High-speed police chases have killed thousands of innocent bystanders http://t.co/djWpaPBNSM— MariaTFowler (@MariaTFowler) July 30, 2015
"Police chases have killed nearly as many people as justifiable police shootings, according to government figures, which are widely thought to under count fatal shootings. Yet chases have escaped the national attention paid to other potentially lethal police tactics."
A dream undone: Inside the 50-year campaign to roll back the Voting Rights Act (The New York Times)
"'After a black president had won two elections, five justices arrogantly said they knew more than the evidence considered by 98 senators,' he said. 'Then on June 25 — a day that will go down in political infamy — they voted to gut Section 4 of the Voting Rights Act, and thereby nullified preclearance under Section 5 — which meant, on June 26, 2013, we had less voting rights than they had on August 6, 1965.'"
How a little known agency mishandled several billion dollars of stimulus money trying to expand broadband coverage to rural communities (POLITICO)
Sen. Heller, at spectrum hearing, raises my story on a failed fed rural broadband program. Calls RUS a "disaster" http://t.co/D1UUg3RzY3— Tony Romm (@TonyRomm) July 29, 2015
"More than 40 of the projects RUS initially approved never got started at all, raising questions about how RUS screened its applicants and made its decisions in the first place. But a bigger, more critical deadline looms for those broadband projects still underway: If these networks do not draw all their cash by the end of September, they will have to forfeit what remains. In other words, they may altogether squander as much as $277 million in still-untapped federal funds, which can't be spent elsewhere in other neglected rural communities."

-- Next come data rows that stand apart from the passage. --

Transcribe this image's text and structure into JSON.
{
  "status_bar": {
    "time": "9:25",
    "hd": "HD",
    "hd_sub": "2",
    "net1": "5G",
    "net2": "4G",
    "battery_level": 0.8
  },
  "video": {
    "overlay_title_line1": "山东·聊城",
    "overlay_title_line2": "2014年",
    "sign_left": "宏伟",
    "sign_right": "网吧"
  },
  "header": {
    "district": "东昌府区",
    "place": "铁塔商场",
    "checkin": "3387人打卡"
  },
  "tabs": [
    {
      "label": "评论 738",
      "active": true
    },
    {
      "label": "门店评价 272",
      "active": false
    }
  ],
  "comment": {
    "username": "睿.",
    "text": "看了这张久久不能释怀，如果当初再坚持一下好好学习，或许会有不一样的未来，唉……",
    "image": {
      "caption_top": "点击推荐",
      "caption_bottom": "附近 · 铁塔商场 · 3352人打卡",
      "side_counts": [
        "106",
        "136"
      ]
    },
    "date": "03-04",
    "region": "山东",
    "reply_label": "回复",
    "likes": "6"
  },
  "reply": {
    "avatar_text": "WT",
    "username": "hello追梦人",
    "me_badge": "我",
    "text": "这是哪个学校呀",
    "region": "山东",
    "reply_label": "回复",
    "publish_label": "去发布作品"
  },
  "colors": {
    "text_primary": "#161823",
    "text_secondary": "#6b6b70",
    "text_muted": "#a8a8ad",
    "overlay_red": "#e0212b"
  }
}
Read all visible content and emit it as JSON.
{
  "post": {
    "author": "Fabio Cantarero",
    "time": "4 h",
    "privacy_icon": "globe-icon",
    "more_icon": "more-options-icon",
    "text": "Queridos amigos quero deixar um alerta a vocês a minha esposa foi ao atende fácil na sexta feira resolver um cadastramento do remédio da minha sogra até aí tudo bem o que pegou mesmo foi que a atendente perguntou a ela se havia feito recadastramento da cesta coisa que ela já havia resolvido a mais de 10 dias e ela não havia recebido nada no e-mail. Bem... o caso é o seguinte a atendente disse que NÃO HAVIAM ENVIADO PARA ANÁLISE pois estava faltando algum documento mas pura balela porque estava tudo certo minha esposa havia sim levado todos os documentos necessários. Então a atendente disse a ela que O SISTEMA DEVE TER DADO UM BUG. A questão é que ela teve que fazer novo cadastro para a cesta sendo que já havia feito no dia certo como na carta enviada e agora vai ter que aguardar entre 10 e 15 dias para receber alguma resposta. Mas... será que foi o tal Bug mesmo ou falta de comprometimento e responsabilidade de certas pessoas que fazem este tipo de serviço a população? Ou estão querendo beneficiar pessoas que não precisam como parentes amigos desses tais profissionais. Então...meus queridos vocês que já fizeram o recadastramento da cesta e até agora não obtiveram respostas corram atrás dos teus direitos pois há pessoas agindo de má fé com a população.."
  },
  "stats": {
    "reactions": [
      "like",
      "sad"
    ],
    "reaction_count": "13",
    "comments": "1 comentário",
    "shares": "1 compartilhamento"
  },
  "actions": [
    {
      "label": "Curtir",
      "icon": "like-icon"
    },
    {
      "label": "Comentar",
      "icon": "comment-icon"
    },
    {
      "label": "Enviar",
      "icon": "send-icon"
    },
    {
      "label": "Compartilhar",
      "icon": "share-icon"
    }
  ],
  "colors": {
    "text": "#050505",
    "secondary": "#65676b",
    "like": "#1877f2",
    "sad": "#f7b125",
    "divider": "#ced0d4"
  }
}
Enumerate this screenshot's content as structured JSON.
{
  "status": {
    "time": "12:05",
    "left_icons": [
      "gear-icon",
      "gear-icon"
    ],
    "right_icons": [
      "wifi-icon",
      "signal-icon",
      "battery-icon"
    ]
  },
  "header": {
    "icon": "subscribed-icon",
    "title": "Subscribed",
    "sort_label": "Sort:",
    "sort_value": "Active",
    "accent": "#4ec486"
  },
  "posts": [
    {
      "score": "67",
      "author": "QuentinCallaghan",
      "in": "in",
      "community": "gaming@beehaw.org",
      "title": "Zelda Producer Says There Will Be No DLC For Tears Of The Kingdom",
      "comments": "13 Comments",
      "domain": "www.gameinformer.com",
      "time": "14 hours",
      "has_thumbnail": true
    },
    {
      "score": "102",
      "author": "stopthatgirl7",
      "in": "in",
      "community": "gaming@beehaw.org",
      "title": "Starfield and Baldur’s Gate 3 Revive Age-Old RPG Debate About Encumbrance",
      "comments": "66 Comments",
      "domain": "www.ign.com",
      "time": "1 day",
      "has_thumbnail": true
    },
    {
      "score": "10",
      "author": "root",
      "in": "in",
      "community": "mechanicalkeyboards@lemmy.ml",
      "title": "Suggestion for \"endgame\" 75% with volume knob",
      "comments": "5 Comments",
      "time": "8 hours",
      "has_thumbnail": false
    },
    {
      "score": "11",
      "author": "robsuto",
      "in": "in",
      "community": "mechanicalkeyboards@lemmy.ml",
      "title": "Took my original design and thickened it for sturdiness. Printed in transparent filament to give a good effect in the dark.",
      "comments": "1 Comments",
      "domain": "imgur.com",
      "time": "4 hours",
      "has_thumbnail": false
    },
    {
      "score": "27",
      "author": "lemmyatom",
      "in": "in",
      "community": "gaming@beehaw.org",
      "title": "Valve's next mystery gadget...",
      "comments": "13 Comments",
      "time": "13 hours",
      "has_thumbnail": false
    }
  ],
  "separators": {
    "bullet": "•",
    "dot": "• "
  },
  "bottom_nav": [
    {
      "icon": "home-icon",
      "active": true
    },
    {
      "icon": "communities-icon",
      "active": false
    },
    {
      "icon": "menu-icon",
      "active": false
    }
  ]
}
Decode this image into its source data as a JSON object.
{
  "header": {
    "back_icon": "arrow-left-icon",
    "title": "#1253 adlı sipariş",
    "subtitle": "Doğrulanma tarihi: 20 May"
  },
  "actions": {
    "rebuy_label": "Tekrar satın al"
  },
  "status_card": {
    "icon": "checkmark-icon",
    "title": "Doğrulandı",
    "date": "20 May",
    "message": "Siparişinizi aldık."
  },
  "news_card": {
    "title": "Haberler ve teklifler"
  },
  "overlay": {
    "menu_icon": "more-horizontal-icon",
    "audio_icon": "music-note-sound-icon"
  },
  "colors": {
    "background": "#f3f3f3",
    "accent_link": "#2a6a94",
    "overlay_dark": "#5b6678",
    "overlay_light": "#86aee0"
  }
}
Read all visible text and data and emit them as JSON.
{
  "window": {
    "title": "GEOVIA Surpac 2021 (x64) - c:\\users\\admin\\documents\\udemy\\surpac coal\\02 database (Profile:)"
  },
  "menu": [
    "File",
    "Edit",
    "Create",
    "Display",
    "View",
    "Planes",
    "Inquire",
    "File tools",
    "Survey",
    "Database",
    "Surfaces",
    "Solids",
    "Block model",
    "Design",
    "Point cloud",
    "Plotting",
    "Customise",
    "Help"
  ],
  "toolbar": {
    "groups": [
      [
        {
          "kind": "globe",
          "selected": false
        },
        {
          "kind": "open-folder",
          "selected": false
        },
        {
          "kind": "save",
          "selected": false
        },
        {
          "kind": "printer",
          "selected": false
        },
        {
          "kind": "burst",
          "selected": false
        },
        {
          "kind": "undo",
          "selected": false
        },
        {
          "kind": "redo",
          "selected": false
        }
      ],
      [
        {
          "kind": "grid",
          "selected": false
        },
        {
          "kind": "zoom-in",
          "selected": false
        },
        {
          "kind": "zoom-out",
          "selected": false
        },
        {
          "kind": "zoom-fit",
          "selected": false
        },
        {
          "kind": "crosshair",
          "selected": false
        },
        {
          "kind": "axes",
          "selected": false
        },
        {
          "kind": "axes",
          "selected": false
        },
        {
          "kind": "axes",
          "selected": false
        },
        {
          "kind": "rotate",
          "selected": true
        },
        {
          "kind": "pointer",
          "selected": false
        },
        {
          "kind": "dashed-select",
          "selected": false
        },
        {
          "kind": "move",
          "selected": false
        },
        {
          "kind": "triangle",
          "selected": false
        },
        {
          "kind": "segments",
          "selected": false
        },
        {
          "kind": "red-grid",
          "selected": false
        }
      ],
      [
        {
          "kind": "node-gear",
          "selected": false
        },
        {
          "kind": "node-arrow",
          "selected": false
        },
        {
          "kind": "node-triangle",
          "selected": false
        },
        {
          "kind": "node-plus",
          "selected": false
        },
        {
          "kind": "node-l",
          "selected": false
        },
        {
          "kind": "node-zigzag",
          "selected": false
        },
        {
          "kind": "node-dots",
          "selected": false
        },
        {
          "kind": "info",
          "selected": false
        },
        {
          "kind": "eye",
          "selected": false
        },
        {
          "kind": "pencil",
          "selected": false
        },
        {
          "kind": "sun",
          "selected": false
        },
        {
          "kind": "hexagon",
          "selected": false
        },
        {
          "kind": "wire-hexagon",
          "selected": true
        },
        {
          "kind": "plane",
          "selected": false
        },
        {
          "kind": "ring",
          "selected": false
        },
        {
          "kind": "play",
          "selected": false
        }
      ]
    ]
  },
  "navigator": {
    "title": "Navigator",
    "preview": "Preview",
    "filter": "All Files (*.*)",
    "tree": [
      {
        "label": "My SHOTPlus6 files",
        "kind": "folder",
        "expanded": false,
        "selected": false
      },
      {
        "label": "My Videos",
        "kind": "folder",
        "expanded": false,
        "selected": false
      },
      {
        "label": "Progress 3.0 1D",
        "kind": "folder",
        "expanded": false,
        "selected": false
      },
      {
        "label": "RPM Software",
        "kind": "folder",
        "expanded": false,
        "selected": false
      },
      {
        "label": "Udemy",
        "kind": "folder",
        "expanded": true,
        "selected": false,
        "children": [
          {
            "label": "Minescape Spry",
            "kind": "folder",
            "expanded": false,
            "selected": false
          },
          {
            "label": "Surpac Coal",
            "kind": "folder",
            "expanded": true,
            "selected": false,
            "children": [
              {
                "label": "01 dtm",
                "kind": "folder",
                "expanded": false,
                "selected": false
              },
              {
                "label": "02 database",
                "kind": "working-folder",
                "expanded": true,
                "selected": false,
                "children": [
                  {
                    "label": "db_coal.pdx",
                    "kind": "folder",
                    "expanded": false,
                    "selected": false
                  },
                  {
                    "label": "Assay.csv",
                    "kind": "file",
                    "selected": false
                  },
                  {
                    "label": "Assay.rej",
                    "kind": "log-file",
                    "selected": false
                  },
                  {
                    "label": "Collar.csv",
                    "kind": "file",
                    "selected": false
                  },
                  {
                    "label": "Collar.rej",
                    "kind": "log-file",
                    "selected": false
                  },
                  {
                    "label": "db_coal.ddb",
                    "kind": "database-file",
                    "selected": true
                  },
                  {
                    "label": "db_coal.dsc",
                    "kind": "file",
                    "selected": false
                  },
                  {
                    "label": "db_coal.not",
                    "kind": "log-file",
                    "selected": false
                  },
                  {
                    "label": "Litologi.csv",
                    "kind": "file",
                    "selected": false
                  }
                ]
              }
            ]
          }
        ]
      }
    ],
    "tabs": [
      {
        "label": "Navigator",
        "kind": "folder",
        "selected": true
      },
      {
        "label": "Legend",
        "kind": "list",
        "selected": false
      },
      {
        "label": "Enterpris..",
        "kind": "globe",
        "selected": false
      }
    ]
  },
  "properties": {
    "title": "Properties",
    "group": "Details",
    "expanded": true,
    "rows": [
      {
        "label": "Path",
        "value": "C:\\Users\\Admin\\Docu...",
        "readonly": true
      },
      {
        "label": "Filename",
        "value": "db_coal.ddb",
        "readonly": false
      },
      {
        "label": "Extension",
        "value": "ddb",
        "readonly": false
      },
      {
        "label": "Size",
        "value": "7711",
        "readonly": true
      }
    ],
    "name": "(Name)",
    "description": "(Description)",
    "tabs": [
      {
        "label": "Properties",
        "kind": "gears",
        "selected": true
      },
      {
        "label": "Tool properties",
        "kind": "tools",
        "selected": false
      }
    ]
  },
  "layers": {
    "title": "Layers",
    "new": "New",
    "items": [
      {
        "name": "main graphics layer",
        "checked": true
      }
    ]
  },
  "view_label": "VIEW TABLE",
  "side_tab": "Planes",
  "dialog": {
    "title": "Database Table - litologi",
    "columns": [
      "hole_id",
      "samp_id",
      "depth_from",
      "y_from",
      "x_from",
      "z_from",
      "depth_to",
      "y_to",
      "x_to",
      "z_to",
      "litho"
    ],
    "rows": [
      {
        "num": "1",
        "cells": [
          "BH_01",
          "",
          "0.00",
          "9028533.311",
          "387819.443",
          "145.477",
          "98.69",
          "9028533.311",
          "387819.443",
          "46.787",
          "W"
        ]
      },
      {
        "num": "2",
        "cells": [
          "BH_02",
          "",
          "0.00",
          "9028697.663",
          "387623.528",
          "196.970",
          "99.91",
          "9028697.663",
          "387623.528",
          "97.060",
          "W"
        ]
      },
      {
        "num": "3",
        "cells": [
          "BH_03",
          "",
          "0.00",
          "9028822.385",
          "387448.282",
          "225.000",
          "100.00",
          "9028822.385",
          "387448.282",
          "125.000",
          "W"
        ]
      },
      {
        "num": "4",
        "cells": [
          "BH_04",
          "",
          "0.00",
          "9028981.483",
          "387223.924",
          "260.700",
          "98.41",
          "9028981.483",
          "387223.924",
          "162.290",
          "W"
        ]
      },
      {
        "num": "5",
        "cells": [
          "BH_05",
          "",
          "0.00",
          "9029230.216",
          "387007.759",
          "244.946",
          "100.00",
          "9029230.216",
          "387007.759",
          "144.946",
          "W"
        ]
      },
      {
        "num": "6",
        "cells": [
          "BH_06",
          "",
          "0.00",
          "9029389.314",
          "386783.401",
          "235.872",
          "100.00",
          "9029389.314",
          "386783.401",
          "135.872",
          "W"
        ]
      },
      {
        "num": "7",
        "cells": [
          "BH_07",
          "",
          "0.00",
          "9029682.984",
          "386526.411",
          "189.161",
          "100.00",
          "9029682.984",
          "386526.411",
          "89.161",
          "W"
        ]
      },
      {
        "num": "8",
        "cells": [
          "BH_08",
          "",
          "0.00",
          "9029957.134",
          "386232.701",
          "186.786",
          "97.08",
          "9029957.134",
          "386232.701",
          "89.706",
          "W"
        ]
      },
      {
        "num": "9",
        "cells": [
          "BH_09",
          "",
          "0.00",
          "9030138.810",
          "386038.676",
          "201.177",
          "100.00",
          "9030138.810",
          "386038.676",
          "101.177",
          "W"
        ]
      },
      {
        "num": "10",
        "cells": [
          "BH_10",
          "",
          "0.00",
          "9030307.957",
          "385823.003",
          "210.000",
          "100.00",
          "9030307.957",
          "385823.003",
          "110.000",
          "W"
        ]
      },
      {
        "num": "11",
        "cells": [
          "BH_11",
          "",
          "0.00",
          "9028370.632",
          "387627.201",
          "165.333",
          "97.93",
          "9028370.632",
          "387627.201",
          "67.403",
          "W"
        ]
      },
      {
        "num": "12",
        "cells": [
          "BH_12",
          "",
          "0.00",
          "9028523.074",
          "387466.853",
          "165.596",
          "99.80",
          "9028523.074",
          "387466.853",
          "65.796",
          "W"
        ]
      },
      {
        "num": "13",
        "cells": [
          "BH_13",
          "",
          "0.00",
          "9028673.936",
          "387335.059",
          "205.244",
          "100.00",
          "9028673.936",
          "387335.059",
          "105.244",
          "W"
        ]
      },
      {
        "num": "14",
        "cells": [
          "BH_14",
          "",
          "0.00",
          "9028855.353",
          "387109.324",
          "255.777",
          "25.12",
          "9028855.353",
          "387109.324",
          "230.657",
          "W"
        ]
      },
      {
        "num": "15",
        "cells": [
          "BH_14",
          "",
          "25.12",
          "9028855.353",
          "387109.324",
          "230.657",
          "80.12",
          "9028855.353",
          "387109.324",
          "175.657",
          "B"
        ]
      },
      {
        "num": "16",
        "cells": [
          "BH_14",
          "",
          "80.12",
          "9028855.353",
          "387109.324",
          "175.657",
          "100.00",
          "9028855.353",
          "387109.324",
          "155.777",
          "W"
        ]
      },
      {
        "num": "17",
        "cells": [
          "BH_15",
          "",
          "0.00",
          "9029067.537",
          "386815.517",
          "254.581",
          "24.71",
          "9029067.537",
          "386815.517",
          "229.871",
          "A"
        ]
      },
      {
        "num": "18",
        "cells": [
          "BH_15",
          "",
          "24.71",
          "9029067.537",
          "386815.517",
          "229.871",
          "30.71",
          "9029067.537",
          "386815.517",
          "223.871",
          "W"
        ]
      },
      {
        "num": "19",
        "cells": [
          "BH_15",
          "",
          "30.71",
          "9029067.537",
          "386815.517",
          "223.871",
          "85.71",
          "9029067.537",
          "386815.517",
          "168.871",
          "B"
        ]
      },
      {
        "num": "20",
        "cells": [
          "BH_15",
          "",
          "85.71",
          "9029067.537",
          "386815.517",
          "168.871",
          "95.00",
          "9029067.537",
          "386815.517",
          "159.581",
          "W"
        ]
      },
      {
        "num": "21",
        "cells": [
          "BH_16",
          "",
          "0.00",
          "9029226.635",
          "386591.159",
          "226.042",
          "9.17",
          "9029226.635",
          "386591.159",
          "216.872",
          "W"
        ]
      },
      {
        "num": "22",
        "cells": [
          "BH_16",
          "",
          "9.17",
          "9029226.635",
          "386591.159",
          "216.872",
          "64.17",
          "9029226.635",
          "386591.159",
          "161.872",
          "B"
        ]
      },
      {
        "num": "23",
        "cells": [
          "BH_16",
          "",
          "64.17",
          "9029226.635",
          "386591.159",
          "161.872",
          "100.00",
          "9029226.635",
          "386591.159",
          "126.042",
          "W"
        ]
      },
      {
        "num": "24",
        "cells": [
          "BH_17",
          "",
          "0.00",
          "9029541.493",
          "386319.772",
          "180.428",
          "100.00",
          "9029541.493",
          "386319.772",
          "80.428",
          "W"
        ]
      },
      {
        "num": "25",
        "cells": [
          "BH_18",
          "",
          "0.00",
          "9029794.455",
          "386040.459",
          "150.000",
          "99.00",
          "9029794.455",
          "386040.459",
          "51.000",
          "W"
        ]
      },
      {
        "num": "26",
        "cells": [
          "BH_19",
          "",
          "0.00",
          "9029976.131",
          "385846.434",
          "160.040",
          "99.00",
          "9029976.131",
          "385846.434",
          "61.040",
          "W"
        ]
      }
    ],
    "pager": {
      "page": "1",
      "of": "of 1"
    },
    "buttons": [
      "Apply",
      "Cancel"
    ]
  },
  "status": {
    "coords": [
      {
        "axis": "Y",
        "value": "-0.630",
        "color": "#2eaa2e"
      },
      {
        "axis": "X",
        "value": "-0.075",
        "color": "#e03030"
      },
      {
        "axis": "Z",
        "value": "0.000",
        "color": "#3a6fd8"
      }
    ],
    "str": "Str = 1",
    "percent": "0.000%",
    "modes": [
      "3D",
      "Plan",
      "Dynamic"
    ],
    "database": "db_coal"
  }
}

Unlocked: The understaffing of juvenile hall (Youth Radio)
"According to county records obtained by Youth Radio -- guards at Alameda County's Juvenile Hall used pepper spray 147 times last year. Ninety percent of state-run juvenile correctional agencies don't allow guards to carry pepper spray at all. But here, with guards working an average of 30 hours of overtime per week, there has been an increase in the use of force on juvenile inmates -- like guards performing take-downs or handcuffing detainees. The department calls these acts "use of physical and mechanical restraints," and that number has nearly tripled in the last five years."
A three-part investigation.